The timeframe — automakers typically spend five to seven years developing a car — underscores the project’s aggressive goals and could set the stage for a battle for customers with Tesla Motors Inc. and General Motors Co., both of which are targeting a 2017 release of an electric vehicle that can go more than 200 miles on a single charge and cost less than $40,000.
“That’s the inflection point — the proving ground — that brings on the electric age,” Steve LeVine, author of “The Powerhouse,” a book about the automotive battery industry, said on Bloomberg TV Thursday. “Now you have Apple coming in and this is critical mass. Was GM really going to be able to match Tesla? Apple can.”
Apple, which posted record profit of $18 billion during the past quarter, has $178 billion in cash with few avenues to spend it. The Cupertino, California-based company’s research and development costs were $6.04 billion in the past year, and Chief Executive Officer Tim Cook is facing increased pressure to return cash to shareholders. The CEO has been pushing the iPhone maker to enter new categories to further envelop users’ digital lives with Apple’s products and services.
Apple’s possible foray into cars follows a similar path it’s taken to break into other industries. The company wasn’t the first to make a digital-music player or smartphone, and only entered those markets once it had a product that redefined those categories.
Apple representatives declined to comment for this story.
Tesla’s success in creating a startup car company has shown that the traditional barriers of entry into the auto industry aren’t as difficult to overcome as originally thought, said one person, who asked not to be identified because the matter is private. At the same time, automakers have struggled to bring technical leaps to car development, something that Silicon Valley is also seeking to accomplish. For example, Google Inc. has invested in developing an autonomous vehicle since 2010.

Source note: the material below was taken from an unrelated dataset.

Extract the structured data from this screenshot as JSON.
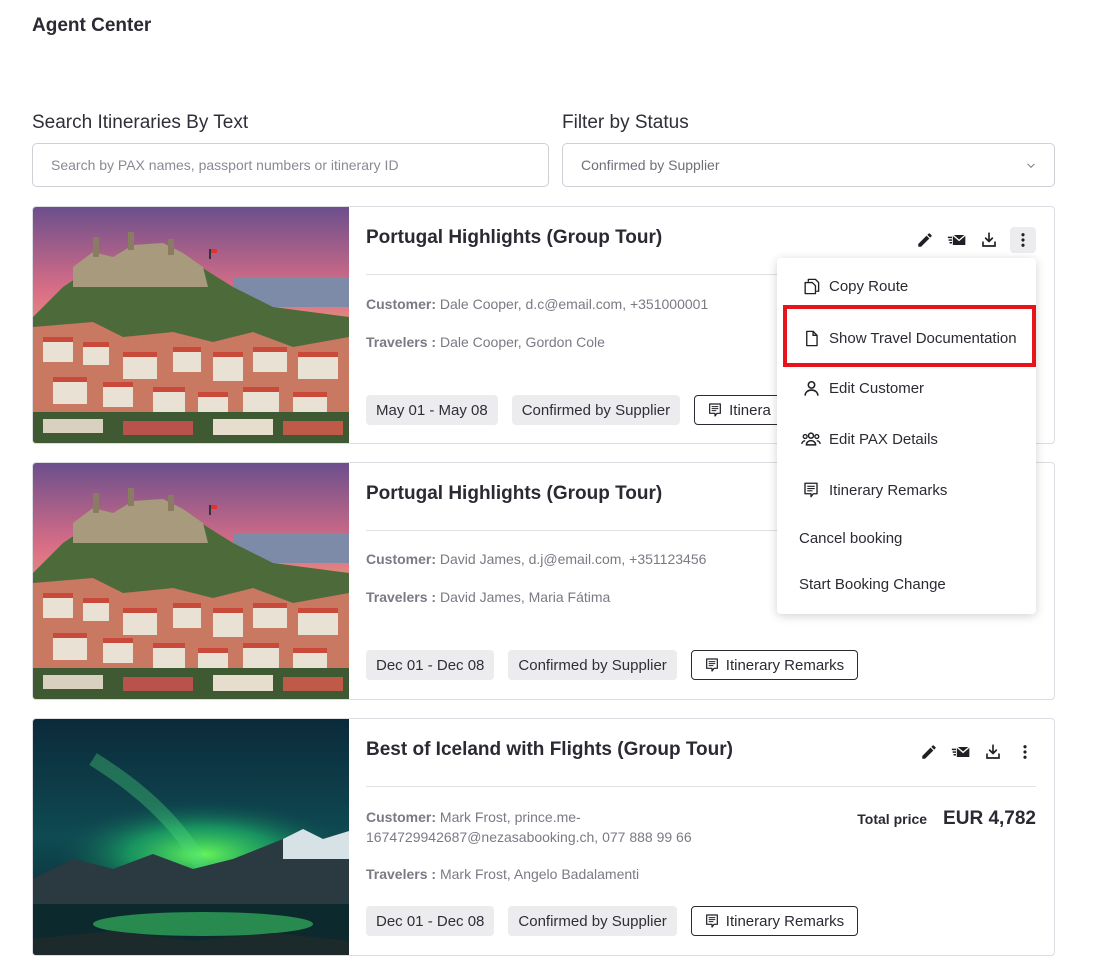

Apple may decide to scrap its car effort or delay it if executives are unhappy with progress, as they’ve done before with other secret projects, the people said. The car team, which already has about 200 people, began ramping up hiring within the past couple of months as the company sought out experts in technologies for batteries and robotics, said one of the people. – Bloomberg